Logging and Querying Model Metadata

Setup

First, let’s install a machine learning library to work with:

pip install sklearn

…then launch the Python interpreter:

python

We begin with the Client:

from verta import Client
client = Client(host, email, dev_key)
# connection successfully established

host points the client to the Verta back end, email is the address you have associated with your GitHub account, and dev_key is your developer key which you can obtain though the Verta Web App.

Your email and developer key can also be set using the environment variables $VERTA_EMAIL and $VERTA_DEV_KEY, so you don’t have to explicitly type them into your workflow. |

Once a client is instantiated and a connection is established, you can create Verta entities to organize your work:

proj = client.set_project("Digit Multiclassification")
# created new Project: Digit Multiclassification
expt = client.set_experiment("Support Vector Machine")
# created new Experiment: Support Vector Machine
run = client.set_experiment_run("RBF Kernel")
# created new ExperimentRun: RBF Kernel

A Project is a goal. We’re going to classify multiple handwritten digits.

An Experiment is a strategy for that goal. We’ll use a support vector machine as our classification model.

An Experiment Run is an execution of that strategy. We’ll train a support vector machine using the radial basis function kernel.

Note that you are not restricted to any naming conventions here. Feel free to use names that you consider useful and meaningful.
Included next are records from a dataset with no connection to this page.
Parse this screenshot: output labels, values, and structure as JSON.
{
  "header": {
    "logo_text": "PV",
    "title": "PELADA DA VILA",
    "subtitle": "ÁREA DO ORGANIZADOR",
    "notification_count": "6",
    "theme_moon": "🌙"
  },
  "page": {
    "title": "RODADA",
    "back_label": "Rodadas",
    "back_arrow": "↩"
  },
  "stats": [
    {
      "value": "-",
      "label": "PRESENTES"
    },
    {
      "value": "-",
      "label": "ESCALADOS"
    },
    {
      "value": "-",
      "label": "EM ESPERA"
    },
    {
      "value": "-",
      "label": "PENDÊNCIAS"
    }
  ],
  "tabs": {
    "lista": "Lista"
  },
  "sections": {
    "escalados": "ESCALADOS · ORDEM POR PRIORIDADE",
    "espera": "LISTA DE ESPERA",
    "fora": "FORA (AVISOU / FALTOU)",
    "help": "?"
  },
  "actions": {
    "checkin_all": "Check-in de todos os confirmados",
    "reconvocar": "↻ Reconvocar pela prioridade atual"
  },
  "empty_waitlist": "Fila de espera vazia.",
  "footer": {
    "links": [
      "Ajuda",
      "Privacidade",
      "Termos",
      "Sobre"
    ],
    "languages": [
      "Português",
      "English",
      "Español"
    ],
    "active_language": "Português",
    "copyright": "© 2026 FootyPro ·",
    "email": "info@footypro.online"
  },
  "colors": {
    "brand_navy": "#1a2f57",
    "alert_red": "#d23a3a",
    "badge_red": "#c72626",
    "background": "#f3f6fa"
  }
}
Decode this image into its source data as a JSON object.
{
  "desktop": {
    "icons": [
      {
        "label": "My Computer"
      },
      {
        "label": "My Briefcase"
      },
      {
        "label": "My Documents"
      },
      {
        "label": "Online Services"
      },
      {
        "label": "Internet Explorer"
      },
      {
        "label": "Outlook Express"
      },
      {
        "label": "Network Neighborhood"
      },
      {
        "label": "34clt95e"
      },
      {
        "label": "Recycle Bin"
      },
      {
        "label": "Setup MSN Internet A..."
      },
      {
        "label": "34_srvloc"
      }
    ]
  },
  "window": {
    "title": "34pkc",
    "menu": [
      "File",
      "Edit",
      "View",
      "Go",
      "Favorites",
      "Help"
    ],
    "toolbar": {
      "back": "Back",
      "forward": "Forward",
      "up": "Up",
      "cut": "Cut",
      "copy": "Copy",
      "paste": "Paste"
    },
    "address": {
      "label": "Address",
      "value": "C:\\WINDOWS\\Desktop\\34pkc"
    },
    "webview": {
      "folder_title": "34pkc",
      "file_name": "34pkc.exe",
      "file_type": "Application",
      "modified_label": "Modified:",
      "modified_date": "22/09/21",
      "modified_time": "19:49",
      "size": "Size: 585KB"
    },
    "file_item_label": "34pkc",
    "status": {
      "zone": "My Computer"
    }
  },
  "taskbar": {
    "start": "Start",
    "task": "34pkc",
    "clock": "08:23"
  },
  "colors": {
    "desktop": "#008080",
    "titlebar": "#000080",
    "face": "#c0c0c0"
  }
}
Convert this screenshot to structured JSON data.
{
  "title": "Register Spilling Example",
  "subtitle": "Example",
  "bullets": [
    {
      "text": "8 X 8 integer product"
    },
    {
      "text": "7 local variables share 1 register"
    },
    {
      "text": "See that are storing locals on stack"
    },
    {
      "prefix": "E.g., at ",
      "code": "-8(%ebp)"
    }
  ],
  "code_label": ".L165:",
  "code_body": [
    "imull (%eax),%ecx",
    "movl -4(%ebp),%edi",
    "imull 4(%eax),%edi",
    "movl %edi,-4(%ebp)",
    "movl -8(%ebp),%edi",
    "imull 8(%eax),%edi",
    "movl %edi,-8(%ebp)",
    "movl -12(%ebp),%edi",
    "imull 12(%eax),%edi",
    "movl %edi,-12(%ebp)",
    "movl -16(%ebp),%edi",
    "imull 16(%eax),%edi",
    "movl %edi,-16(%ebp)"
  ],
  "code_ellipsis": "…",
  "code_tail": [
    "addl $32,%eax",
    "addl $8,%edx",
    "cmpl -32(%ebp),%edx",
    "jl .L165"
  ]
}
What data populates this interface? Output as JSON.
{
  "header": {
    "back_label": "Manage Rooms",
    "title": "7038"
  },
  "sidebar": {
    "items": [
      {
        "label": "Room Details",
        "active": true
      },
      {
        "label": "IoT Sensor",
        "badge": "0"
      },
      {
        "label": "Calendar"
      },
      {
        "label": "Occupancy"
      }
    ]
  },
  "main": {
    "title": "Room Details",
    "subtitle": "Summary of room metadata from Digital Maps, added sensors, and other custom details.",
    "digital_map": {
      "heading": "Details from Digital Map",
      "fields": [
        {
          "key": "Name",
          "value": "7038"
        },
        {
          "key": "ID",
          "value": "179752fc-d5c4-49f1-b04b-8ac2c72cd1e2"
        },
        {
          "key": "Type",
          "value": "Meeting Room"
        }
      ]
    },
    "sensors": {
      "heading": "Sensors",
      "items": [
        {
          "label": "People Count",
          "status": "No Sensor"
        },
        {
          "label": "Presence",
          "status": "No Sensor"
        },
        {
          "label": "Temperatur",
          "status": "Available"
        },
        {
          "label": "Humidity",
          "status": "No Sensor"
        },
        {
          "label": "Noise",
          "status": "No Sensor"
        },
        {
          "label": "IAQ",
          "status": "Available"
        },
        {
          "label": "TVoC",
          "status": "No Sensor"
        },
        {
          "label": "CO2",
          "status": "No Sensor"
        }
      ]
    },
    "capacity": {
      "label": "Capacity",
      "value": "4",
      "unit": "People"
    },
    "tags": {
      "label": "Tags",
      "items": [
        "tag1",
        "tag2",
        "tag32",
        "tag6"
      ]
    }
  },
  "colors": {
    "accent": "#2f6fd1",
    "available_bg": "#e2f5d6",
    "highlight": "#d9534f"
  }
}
If you’d like, you could also add a description, tags, and attributes:

# run = client.set_experiment_run("Run 1",
#                                 "SVM w/ RBF kernel",
#                                 ["example"],
#                                 {'architecture': "SVM"})

Run Tracking

scikit-learn has built-in datasets we can use:

from sklearn.datasets import load_digits
digits = load_digits()
X, y = digits.data, digits.target

We also need to define some hyperparameters to specify a configuration for our model:

hyperparams = {'kernel': "rbf",
               'C': 1e-2,
               'gamma': .2}

Then we can finally train a model on our data:

from sklearn.svm import SVC
clf = SVC(**hyperparams).fit(X, y)

To see how well we did, we can calculate our mean accuracy on the entire training set:

train_acc = clf.score(X, y)
print(train_acc)
# 0.1018363939899833

That’s not much better than purely guessing! So how do we keep a more permanent record of this abysmal Experiment Run? With Verta of course:

run.log_hyperparameters(hyperparams)
run.log_model(model)
run.log_metric("train_acc", train_acc)

But logging doesn’t need to occur all at once at the end. Let’s do another Experiment Run with a linear kernel—this time interweaving the logging statements with our training process:

run = client.set_experiment_run("Linear Kernel")
hyperparams['kernel'] = 'linear'
run.log_hyperparameters(hyperparams)
clf = SVC(**hyperparams).fit(X, y)
run.log_model(model)
train_acc = clf.score(X, y)
run.log_metric("train_acc", train_acc)

Querying

Organizing Experiment Runs under Experiments gives us the ability to retrieve them as a group:

runs = expt.expt_runs
runs
# <ExperimentRuns containing 2 runs>

…and query them:

best_run = runs.sort("metrics.train_acc", descending=True)[0]
best_run.get_metric("train_acc")
# 0.9994435169727324

That’s pretty good! So which run was this? Definitely not the RBF kernel:

best_run.name
# 'Linear Kernel'

Reproducing

We can load back the model to see it again for ourselves:

clf = best_run.get_model()
clf.score(X, y)
# 0.9994435169727324

Or we can retrain the model from scratch as a sanity check:

clf = SVC(**best_run.get_hyperparameters()).fit(X, y)
clf.score(X, y)
# 0.9994435169727324